1 cup Chili sauce

6 strips of bacon cooked ( add last 45 mins. of cooking )

1 (12 - 16 oz. can Pork & Beans

1 ( 12 - 16 oz. can Chili

1 Bell Pepper diced

2/3 Cup Brown sugar

Tabasco sauce to taste

Put all of the above ingredients ( except for bacon ) in a Dutch oven or large pot and bring to a boil for 8 to 10 mins. Stirring often.

Then cover and simmer for at least 2 hrs. on low heat. Stirring occasionally. You can also put this in a crock pot. Start out on High heat to bring to a boil for 10 to 15 mins. then reduce heat to low and cook for 2 to 2 1/2 hrs. covered.

Note: You can double or triple this recipe, cooking time will change a little.


Next Week

Next week I will start talking about barbecue.

What it is, how it started and what it is all about.

Everybody has an opinion about BBQ.

I will tell you my thoughts on this highly hot topic.

And what I have learned about the great art of doing "QUE".


Hobo Dinner

Layer in a casserole dish in this order. ( Pre heat oven to 375)

Another great- easy recipe.

1 to 2 pounds of ground beef.

1 Onion, peeled & sliced ( sweet or yellow)

1 Green Bell Pepper, seeded and sliced into strips

2 to 3 Potatoes, sliced thin (not peeled)

2 to 3 Carrots sliced thin

Salt and Pepper to taste.

Worcestershire sauce, sprinkled on liberally.

Bake at 375 for 1 hr. to 1 hr.& 30 mins.

Serve with corn bread or biscuits and hot sauce on the side.


Tuesday, June 01, 2004

Red Beans and Rice

I don't remember where I got this recipe but it is a good one for the Crock Pot.

8 ozs. dried red beans (the little ones - not the big Kidney beans)
8 ozs.
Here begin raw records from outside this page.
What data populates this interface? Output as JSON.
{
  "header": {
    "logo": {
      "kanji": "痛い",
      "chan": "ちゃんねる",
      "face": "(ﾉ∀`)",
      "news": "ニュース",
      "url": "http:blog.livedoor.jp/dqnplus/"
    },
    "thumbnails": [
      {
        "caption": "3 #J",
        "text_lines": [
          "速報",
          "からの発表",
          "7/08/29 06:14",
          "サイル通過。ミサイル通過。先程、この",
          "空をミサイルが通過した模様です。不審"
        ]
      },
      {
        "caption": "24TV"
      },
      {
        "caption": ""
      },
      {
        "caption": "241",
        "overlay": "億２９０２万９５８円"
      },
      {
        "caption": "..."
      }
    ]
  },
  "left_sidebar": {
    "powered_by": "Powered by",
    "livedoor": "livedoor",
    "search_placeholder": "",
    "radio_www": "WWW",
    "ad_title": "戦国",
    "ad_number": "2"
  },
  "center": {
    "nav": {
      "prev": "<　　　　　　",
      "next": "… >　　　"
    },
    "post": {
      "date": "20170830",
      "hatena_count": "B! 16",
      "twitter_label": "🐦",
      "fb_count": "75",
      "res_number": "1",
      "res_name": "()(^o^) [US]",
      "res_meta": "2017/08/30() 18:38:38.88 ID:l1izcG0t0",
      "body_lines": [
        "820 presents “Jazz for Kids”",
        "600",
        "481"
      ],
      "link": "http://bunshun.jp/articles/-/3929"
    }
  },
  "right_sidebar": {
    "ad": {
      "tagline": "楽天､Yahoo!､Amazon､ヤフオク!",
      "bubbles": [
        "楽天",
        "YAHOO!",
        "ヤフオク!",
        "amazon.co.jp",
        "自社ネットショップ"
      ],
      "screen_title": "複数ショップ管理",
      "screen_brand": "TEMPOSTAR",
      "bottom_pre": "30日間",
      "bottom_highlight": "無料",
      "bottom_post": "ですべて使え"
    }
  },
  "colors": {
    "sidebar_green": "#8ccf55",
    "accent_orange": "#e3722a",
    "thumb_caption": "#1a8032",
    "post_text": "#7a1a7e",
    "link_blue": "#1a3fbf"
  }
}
Kielbasa sliced 1/2" thick
1 Large onion ( sweet or yellow)
2 Ribs celery chopped
1/2 Green bell pepper chopped
2 Cloves garlic minced
2 Bay leaves
1 Tbs. Parsley minced
Salt & Pepper to taste
A good dash of hot pepper sauce
1 Tbs. Worcestershire sauce
1 to 2 Cups rice (you can use Minute Rice)

Cover beans with cold water in a large bowl and let them soak overnight.

Drain beans and toss the water.

Place all the above ingredients(except rice) in a crock pot and cover with water.

Cook on low setting until beans are tender.

Stir occasionally and check the water (add a little if needed)

Takes about 6 hrs. to cook.

Fix rice according to the box.

When beans are ready remove bay leaves. Serve beans over rice and enjoy.


Baked Vidalia Onions

These are great, but my wife don't like onions, or the smell. I can get away with using an onion in some cooking (but very rarely)
Anyway- this is great- quick- and easy. (pre-heat oven to 350)

Ok, depending on how many you want to fix. You use a Tbs. of butter and W. Sauce for each onion, so you can fix 1 or 2 or 4 or 6 (you get the idea)

4 to 6 Vidalia Onions (peeled and cored)
4 to 6 Tbs. of real butter
4 to 6 Tbs. Worcestershire Sauce
Heavy-duty Aluminum Foil

Peel and core the onions- try not to cut through to the bottom, when you cut the core ( use a small thin blade knife ) you may have to take a spoon and dig some out.

Place each onion on a large enough square of foil to be able to cover and twist to seal in the onion.

Place a Tbs. of butter and Worcestershire in each onion and bring the edges of the foil to the top and twist firmly.

Place on a flat baking pan and bake at 350 for 45 mins. or until soft.

You can spice them up too if you want by adding a little Cajun Seasoning to the inside or outside before you wrap them in foil.